It is not unusual for a person to think about people they care about. But when you – by which I mean I – find myself thinking, as I did at a recent congenial dinner with a friend, about people I don’t care about, I know something other than what’s on the surface is going on, though I cannot for the life of me figure out what. (Or what “for the life of me” means.)
I warmed up the conversational exchange with my traditional pre-Oscar musing:
“I wonder how studio executives feel when none of their blockbusters get nominated for Oscars and the movies that do are seen by a comparatively paltry number of filmgoers?”
Like I care about how studio executives feel. Which by the way is “Super Duper!” since some of their movies – forgetting the kind of movies they are, but I’ll give you a hint; the “fourteen year-old boy” audience loves them – went through the box office roof. Allowing those studios – via their subsidiaries – to invest in smaller pictures, regularly recognized by awards.
So it’s “Win-Win.”
They would proclaim.
(Their vacuous “moneymakers” remaining embarrassments, except at studio shareholders’ meetings.)
I say, once – and beware of an old person starting a sentence with “once” – quality movies were also popular movies. Now, studios have to settle for an unholy alliance betweem the smart brother making real movies and the dumb brother, producing theme-park fodder that rakes in a fortune.
Here comes the “bridge” in my thinking. I like to alert my readers to the “turns.” It’s like “Route Guidance” warning you of an upcoming “parked car on the shoulder.”
My next “I have definitely said this before” was that when I started in television, quality sitcoms were also commercially successful. The Mary Tyler Moore Show. Cheers. (And, forgive me.) The Cosby Show.
So it is not impossible to pull off. They just don’t do it anymore. The Big Bang Theory, the top-rated television comedy, is fine. But no one will ever mistake it for All In The Family or Barney Miller.
That was “Hop” and “Skip.” Now for the always accompanying “… and a jump.”
With skyrocketing viewing alternatives, the fragmented television landscape decrees smaller audiences for individual programs, bringing an inevitable acceptance of lower ratings. No longer would a show, like my show Family Man, be cancelled with seventeen million viewers.
The issue for me is,
“How small is small?”
Are these streaming programs actually “hits”, an accolade previously calculated by volume? Or are they just darlings of the media, getting unmerited attention? (The vaunted New Yorker’s TV critic Emily Nussbaum regularly mines value from shows, like the recently reviewed The End of the F***ing World, that starts out, she explains, being a comedy that is “so cruel it doubles as an endurance test” which then evolves into “a convincing teenage romance”), programs of that nature that not only “Flyover Country” but trendy portions of Los Angeles have no idea are on television.
The sensible response comes back that “A good show is a good show.
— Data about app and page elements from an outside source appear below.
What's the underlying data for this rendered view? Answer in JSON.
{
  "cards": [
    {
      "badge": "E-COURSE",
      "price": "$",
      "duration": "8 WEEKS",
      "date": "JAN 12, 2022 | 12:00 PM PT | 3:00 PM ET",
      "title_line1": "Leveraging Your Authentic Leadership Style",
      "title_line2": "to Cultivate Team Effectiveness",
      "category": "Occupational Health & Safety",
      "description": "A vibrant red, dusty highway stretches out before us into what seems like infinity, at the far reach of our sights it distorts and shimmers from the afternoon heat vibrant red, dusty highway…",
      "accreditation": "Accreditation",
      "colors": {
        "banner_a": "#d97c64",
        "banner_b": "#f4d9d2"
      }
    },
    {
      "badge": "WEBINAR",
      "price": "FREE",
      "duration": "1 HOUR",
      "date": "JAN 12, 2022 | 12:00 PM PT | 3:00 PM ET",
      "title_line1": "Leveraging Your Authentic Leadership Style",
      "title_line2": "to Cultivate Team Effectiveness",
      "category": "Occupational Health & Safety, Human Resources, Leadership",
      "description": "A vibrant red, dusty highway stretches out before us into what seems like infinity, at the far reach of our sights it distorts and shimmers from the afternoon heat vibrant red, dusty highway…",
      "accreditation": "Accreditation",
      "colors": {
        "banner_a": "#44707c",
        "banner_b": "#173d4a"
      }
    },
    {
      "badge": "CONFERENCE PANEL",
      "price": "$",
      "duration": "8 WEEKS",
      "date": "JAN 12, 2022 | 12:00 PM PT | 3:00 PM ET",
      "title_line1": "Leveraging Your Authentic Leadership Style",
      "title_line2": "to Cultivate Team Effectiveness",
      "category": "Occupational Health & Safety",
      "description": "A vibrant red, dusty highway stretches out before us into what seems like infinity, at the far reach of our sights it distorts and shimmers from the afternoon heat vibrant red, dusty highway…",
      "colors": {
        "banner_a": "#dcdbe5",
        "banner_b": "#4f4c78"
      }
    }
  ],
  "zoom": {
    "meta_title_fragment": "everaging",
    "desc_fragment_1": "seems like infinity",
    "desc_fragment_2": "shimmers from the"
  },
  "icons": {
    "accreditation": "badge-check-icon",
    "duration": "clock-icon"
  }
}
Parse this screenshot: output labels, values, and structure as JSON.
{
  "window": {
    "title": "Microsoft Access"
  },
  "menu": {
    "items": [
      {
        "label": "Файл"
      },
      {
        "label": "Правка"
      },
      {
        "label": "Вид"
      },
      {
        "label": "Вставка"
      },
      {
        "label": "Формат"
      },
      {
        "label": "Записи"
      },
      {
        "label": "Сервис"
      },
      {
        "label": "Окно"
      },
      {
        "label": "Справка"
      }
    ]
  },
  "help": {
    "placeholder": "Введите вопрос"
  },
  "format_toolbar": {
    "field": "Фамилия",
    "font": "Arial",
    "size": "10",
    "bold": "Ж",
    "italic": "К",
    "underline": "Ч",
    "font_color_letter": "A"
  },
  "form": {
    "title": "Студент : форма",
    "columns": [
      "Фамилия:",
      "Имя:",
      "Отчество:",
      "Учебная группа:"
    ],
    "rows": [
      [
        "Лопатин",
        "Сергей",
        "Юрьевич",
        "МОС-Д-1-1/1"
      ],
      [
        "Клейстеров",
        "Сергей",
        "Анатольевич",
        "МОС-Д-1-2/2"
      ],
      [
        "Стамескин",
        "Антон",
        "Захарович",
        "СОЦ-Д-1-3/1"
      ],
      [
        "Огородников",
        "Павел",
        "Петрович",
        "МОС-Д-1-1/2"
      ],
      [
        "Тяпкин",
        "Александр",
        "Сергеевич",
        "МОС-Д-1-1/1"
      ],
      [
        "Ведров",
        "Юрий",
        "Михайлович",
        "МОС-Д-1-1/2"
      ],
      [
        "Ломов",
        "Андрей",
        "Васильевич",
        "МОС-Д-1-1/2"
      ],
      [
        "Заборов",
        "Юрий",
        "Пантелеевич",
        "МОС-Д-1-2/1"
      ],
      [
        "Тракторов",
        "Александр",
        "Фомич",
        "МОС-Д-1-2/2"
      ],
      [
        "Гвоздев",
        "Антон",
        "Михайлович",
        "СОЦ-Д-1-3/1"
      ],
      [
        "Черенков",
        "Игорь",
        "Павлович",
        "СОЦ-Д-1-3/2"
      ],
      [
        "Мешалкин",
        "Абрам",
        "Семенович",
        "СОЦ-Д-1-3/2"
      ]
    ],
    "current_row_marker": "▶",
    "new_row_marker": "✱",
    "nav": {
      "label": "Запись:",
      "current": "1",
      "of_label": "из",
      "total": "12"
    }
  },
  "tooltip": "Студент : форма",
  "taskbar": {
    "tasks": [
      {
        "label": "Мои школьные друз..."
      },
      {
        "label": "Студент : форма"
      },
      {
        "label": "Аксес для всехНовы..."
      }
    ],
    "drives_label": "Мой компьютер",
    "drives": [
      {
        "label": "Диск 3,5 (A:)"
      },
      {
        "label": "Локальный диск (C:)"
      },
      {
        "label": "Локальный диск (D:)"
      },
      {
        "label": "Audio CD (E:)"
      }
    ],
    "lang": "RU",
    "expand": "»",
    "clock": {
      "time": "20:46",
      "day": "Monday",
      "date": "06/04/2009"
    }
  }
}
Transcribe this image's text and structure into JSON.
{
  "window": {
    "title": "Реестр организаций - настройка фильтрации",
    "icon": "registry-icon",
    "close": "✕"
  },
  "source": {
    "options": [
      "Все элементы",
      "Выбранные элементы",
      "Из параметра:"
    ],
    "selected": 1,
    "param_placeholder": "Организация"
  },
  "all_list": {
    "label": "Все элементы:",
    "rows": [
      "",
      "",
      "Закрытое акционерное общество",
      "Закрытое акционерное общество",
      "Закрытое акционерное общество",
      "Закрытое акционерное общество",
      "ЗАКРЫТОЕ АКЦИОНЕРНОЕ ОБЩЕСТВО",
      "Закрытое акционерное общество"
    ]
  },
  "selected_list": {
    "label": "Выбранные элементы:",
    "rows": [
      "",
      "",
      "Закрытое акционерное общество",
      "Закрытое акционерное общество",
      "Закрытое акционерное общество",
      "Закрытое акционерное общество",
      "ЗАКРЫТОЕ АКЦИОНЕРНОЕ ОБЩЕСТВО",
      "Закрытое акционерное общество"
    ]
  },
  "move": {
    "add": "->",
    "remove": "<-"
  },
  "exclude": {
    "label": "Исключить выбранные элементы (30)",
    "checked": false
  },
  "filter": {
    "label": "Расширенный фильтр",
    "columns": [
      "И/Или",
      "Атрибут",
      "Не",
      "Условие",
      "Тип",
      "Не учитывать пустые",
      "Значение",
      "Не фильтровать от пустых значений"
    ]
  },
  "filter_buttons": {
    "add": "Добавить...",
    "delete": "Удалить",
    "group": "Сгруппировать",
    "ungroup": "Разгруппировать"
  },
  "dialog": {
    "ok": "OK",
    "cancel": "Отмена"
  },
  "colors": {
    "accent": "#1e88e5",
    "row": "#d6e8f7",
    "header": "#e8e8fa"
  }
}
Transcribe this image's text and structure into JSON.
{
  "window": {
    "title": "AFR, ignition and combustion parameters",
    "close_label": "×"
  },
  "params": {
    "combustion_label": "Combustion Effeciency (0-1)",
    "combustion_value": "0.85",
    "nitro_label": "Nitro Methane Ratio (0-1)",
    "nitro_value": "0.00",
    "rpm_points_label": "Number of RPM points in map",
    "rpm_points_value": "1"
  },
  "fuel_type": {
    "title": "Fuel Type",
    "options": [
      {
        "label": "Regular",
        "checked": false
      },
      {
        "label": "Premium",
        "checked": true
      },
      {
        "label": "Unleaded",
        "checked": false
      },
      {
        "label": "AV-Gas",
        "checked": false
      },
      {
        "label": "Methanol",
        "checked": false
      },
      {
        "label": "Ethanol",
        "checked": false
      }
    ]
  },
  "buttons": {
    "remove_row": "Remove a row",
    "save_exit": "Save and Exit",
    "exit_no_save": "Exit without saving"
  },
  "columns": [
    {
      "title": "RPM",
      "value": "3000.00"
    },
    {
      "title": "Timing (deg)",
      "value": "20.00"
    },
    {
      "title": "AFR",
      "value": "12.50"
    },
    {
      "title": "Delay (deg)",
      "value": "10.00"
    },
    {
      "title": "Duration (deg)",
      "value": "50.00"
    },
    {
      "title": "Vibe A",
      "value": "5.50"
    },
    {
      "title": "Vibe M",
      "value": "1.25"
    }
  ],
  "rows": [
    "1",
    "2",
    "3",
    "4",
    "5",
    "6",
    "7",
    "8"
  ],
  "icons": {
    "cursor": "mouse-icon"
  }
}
What difference does it make how many people are watching it?”
The show Frank’s Place then comes up, recently mentioned in reference to the passing of its creator, Hugh Wilson. Frank’s Place. Quality show. Died in the ratings.
Does that make it a bad show?
No. But even in failure, Frank’s Place garnered millions of viewers, just not the, sufficient for the time, thirty million. (Three networks. The goal was collecting one third of the available audience.)
I don’t think streaming outlets promote their ratings. As with their conceptual predecessors Showtime and HBO, they are selling subscriptions, touting, “You can’t see the show if you don’t ante up the subscriptional dough.” (Or something more demonstrably artful.)
For streaming services, the “Name of the Game” is “unusual.” (Risk averse networks, whose “business model” remains dependent on “Da Numbahs”, eschew the “unusual”, leaving “smart and quirky” to the technological “New Kids.”)
And here’s where I sound ancient.
I understand “The business model has changed”, “success” now computed by added subscriptions rather than audience ratings, which is an viable approach or they wouldn’t be doing it. You can, apparently, make money producing these shows. Even though, by earlier standards, almost nobody is watching.
But that’s “Business.”
The question is,
Isn’t at least one element of “artistic achievement” being able to attract a reasonable-sized audience, reaching a “critical mass” viewership via the show’s intrinsic ability to “connect”?
Or is that an old-fashioned concept?
That a hit show requires people.
Does the application of “good” now include no assessment of “popular” whatsoever?
I’m just askin’ here. (It feels bizarre, arguing this position. I admire creativity. And I come off sounding worrisomely like a mogul.)
I “get” that this is a “radically altered environment.”
Still, I am left with the grumpy ungenerous question:
“What does it take to get cancelled around here?”
(When I got shot down with an audience of seventeen million. And I never sold a film though they’re making crapola. Yeah. I guess it’s about that.)